The date was December 7, 1941. On this day the history books tell the tale of a giant being awoken. This giant was America. The waker –a barage of bombs dropped on a sleeping island.
Ed Mrazek, originally from Chicago who now lives in Sylvan Lake with his wife Marjorie, remembers the day Pearl Harbour was bombedwell. He was attending college at the time and ultimately this was the day that would put the ‘bug in his ear’ to enlist. A few monthspassed following the bombing and America’s entry into World War II had begun. Mrazek was eager to defend his country so he joined theUnited States Navy.
He soon found himself on a supply ship in the South Pacific.
“We had secured Guadalcanal and Tulagi – we were moving onto another island invasion,” said Mrazek, now 91 years old, referring to theGuadalcanal Campaign fought between August 7th, 1942 and February 9th, 1943 in which Allied Forces took back Tulagi in the SolomonIslands which was under Japanese control. It was the first major offensive by Allied forces against the Empire of Japan.
“It was between 1 and 3 a.m. when we we got torpedoed and sunk – we spent a few hours in the open waters until we got picked up by adestroyer, everyone made it but the medic who I happened to be talking to at the time whose leg was blown off and bled to death whilewaiting for help.”
It wasn’t long after this Mrazek heard the Navy was looking for volunteers with extremely strong swimming skills.
“All I heard was it was some so-called ‘secret missions’ and like a dummy I volunteered,” he remembers. “Underwater Demolition Team(UDT) they called it – little did I know I was joining the nucleus of the U.S. Navy SEALs.”
The UDT were an elite special-purpose force established by the Navy during World War II and were the precursor to present-day UnitedStates Navy SEALs. Their primary function was to observe enemy defensive obstacles and destroy obstacles on beaches prior to landingsof the Marines and Army.
Training for the elite team involved two miles of open ocean swimming per day.
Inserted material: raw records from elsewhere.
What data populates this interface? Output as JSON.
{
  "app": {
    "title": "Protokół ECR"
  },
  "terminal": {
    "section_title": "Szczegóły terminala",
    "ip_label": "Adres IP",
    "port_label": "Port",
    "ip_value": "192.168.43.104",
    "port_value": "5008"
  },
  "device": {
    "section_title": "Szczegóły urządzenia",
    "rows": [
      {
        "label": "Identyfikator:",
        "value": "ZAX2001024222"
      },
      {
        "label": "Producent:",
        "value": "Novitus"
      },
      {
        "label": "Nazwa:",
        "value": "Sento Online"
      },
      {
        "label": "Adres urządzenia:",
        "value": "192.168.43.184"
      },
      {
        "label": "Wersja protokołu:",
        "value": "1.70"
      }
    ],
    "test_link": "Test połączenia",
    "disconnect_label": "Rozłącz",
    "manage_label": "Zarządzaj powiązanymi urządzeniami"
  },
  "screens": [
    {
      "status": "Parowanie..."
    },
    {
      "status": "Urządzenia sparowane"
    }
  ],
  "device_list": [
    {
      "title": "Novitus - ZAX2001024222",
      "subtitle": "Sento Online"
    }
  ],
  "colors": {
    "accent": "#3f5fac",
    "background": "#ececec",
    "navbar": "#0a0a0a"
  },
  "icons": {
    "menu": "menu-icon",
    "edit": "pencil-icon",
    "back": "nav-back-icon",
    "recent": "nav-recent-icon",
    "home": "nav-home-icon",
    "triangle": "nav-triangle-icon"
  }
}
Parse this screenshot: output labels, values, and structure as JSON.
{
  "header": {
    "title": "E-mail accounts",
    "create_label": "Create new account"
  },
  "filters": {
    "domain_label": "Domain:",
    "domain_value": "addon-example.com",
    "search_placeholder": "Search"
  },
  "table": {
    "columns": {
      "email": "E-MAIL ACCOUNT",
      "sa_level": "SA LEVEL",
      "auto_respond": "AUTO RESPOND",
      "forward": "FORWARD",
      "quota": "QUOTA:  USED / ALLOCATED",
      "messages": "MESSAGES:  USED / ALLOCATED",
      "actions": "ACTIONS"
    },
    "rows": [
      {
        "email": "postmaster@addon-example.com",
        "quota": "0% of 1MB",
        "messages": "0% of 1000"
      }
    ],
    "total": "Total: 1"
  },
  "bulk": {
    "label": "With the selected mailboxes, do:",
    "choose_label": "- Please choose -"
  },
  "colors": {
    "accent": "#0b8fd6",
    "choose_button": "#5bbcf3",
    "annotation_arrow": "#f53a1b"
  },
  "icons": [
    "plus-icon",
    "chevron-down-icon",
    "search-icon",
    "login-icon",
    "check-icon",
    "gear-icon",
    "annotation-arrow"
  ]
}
During missions, Mrazek and his swimming partner weredropped a mile or more from shore, where they would swim to and from the boat either to recon the area and provide information onobstacles or to deploy explosives.
“Everything in the South Pacific was island hopping – we invaded several islands,” he recalls. “We did some reconnaissance in thePhilippines and a pre-invasion in Luzon, Philippines, next we did reconnaissance on Kwajalein, Marshall Islands,
“At this time it was all clandestine work, none of it was publicized and we weren’t supposed to talk about it.”
The last mission of Mrazek’s Navy career was the Battle of Iwo Jima, which took place from February 19th to March 26th 1945. The majorbattle saw U.S. Marines land on and eventually capture the island of Iwo Jima from the Japanese. The American invasion had the goal ofcapturing the entire island, including the three Japanese-controlled airfields, to provide a staging area for attacks on the Japanese mainislands. This five-week battle comprised some of the fiercest and bloodiest fighting in the Pacific in World War II.
“While we were at Iwo Jima – we did a bit of damage there. We were on the shoreline doing recon and the Japanese were not very happy tosee us and started shooting at us,” said Mrazek. “My swim partner got knicked in the leg and there I was having to drag his butt back tothe boat.
“They picked us up on the fly – they had a rubber boat latched on the side of the ship, they threw us a life ring and pulled us in, we pulledourselves into the rubber boat and they just kept on going.”
The incident earned Mrazek a Bronze Star citation for heroic achievement. Mrazek recalls the day Allied forces raised the flags on MountSuribachi on Iwo Jima. He remembers watching from a few hundred yards away as the American flag was raised and flew proudly above,adding that flag cost the life of 20,000 Allied casualties.
“After that we headed back to the States because to be climatized as were slated to invade Japan main land – that was to be our nextmission. The forecast for invading Japan stated it would cost us more than 1 million casualties,” said Mrazek. “We were all ready to invadeJapan when they dropped the atomic bombs. Everyone said Truman was a nasty man because he did it – but I thought he was a heck of aguy because it meant I didn’t have to go.”
It was eight more months before Mrazek would step foot in Chicago again, but he didn’t mind because he was finally returning home.
Mrazek is currently a member of the Sylvan Lake Legion following his move here with his wife Marjorie and remains an active member of aLegion in Arizona where he and his wife spend their winters.